Work to complete
Pictures must be dropped from the copy of the entries below; all else is returned exactly.

===== Extracted material =====

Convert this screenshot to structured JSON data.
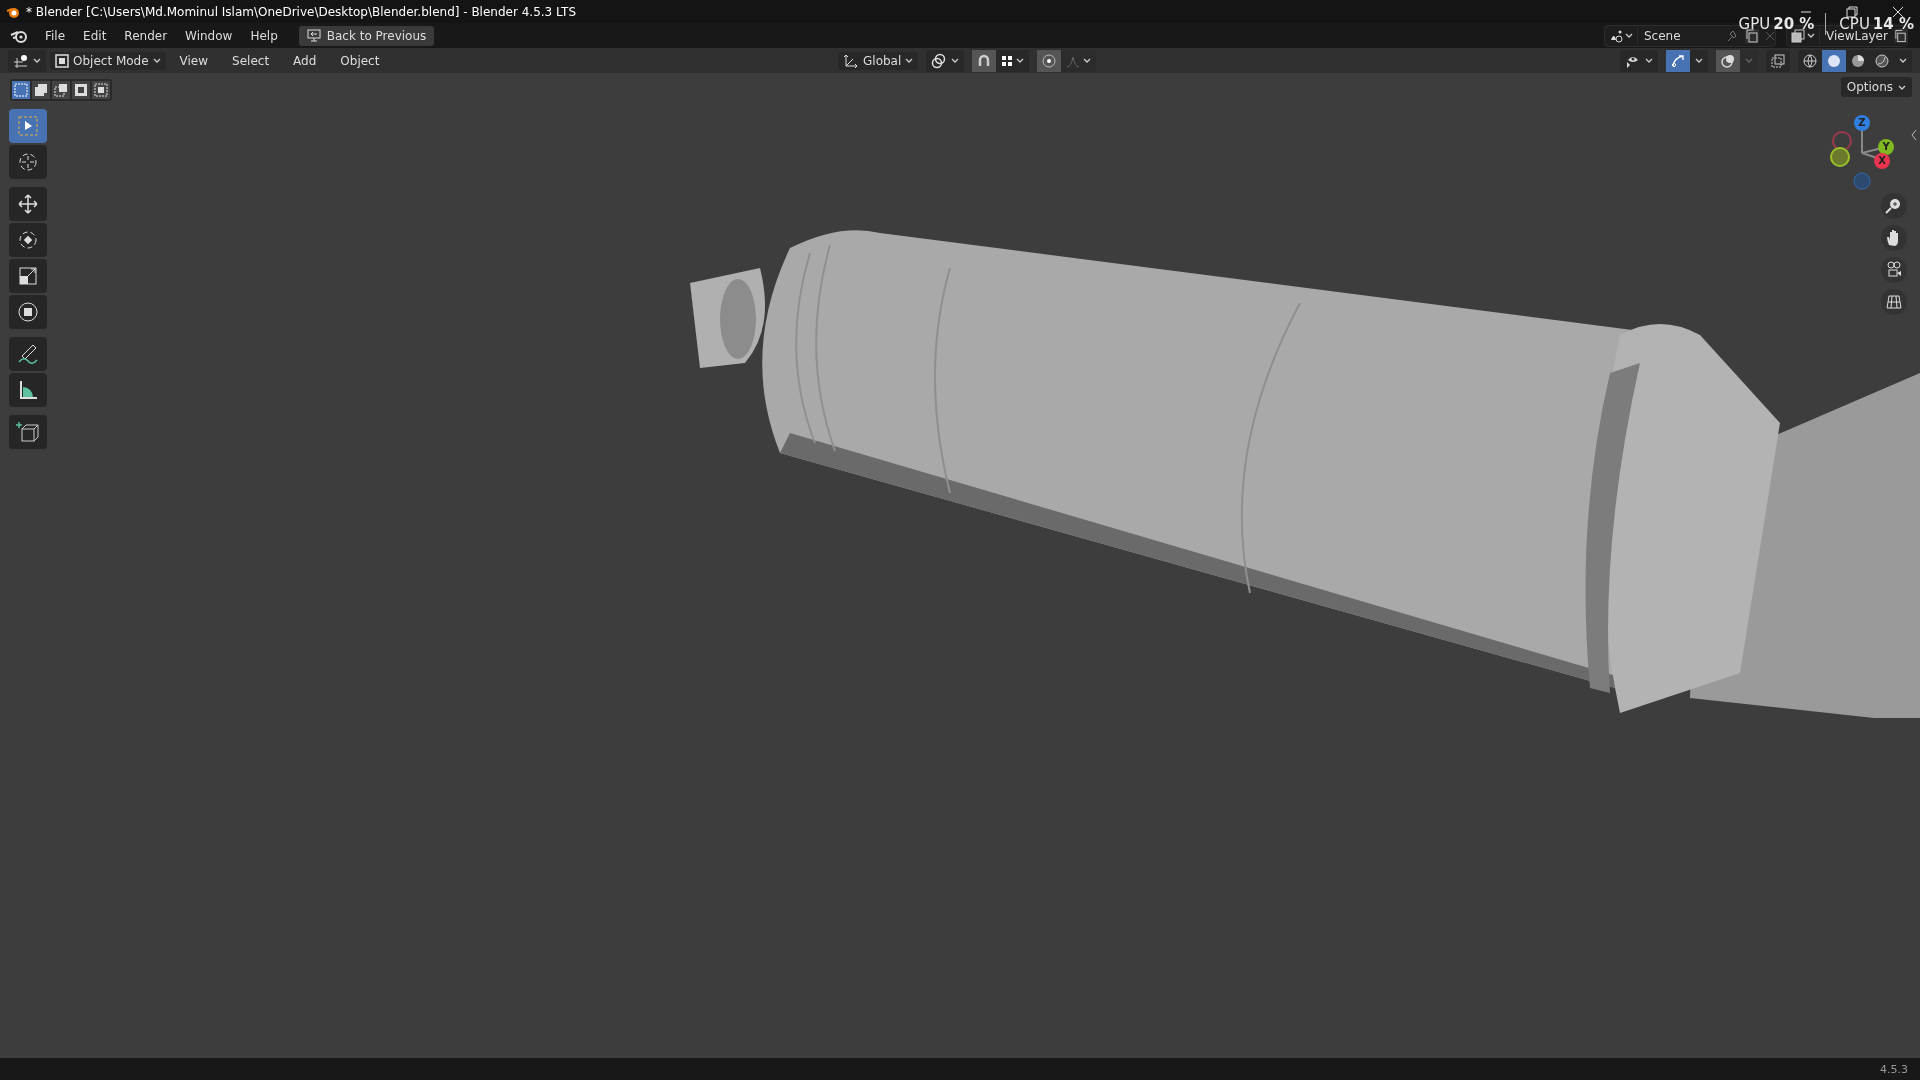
{
  "window": {
    "title": "* Blender [C:\\Users\\Md.Mominul Islam\\OneDrive\\Desktop\\Blender.blend] - Blender 4.5.3 LTS"
  },
  "menu_bar": {
    "items": [
      "File",
      "Edit",
      "Render",
      "Window",
      "Help"
    ],
    "back_button": "Back to Previous"
  },
  "scene": {
    "name": "Scene"
  },
  "view_layer": {
    "name": "ViewLayer"
  },
  "performance": [
    {
      "label": "GPU",
      "value": "20 %"
    },
    {
      "label": "CPU",
      "value": "14 %"
    }
  ],
  "header": {
    "mode": "Object Mode",
    "menus": [
      "View",
      "Select",
      "Add",
      "Object"
    ],
    "orientation": "Global",
    "snap_on": true,
    "proportional_on": true,
    "overlays_on": true,
    "shading": [
      {
        "kind": "wireframe",
        "selected": false
      },
      {
        "kind": "solid",
        "selected": true
      },
      {
        "kind": "material",
        "selected": false
      },
      {
        "kind": "rendered",
        "selected": false
      }
    ]
  },
  "select_modes": [
    {
      "kind": "new",
      "selected": true
    },
    {
      "kind": "extend",
      "selected": false
    },
    {
      "kind": "subtract",
      "selected": false
    },
    {
      "kind": "invert",
      "selected": false
    },
    {
      "kind": "intersect",
      "selected": false
    }
  ],
  "options_button": "Options",
  "tools": [
    {
      "kind": "select",
      "selected": true
    },
    {
      "kind": "cursor",
      "selected": false
    },
    {
      "kind": "move",
      "selected": false
    },
    {
      "kind": "rotate",
      "selected": false
    },
    {
      "kind": "scale",
      "selected": false
    },
    {
      "kind": "transform",
      "selected": false
    },
    {
      "kind": "annotate",
      "selected": false
    },
    {
      "kind": "measure",
      "selected": false
    },
    {
      "kind": "add-cube",
      "selected": false
    }
  ],
  "gizmo_axes": [
    {
      "label": "Z",
      "color": "#2f7fe0"
    },
    {
      "label": "Y",
      "color": "#7fb81f"
    },
    {
      "label": "X",
      "color": "#e8344e"
    }
  ],
  "status_bar": {
    "version": "4.5.3"
  }
}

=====

Exercise response
Convert this screenshot to structured JSON data.
{
  "window": {
    "title": "* Blender [C:\\Users\\Md.Mominul Islam\\OneDrive\\Desktop\\Blender.blend] - Blender 4.5.3 LTS"
  },
  "menu_bar": {
    "items": [
      "File",
      "Edit",
      "Render",
      "Window",
      "Help"
    ],
    "back_button": "Back to Previous"
  },
  "scene": {
    "name": "Scene"
  },
  "view_layer": {
    "name": "ViewLayer"
  },
  "performance": [
    {
      "label": "GPU",
      "value": "20 %"
    },
    {
      "label": "CPU",
      "value": "14 %"
    }
  ],
  "header": {
    "mode": "Object Mode",
    "menus": [
      "View",
      "Select",
      "Add",
      "Object"
    ],
    "orientation": "Global",
    "snap_on": true,
    "proportional_on": true,
    "overlays_on": true,
    "shading": [
      {
        "kind": "wireframe",
        "selected": false
      },
      {
        "kind": "solid",
        "selected": true
      },
      {
        "kind": "material",
        "selected": false
      },
      {
        "kind": "rendered",
        "selected": false
      }
    ]
  },
  "select_modes": [
    {
      "kind": "new",
      "selected": true
    },
    {
      "kind": "extend",
      "selected": false
    },
    {
      "kind": "subtract",
      "selected": false
    },
    {
      "kind": "invert",
      "selected": false
    },
    {
      "kind": "intersect",
      "selected": false
    }
  ],
  "options_button": "Options",
  "tools": [
    {
      "kind": "select",
      "selected": true
    },
    {
      "kind": "cursor",
      "selected": false
    },
    {
      "kind": "move",
      "selected": false
    },
    {
      "kind": "rotate",
      "selected": false
    },
    {
      "kind": "scale",
      "selected": false
    },
    {
      "kind": "transform",
      "selected": false
    },
    {
      "kind": "annotate",
      "selected": false
    },
    {
      "kind": "measure",
      "selected": false
    },
    {
      "kind": "add-cube",
      "selected": false
    }
  ],
  "gizmo_axes": [
    {
      "label": "Z",
      "color": "#2f7fe0"
    },
    {
      "label": "Y",
      "color": "#7fb81f"
    },
    {
      "label": "X",
      "color": "#e8344e"
    }
  ],
  "status_bar": {
    "version": "4.5.3"
  }
}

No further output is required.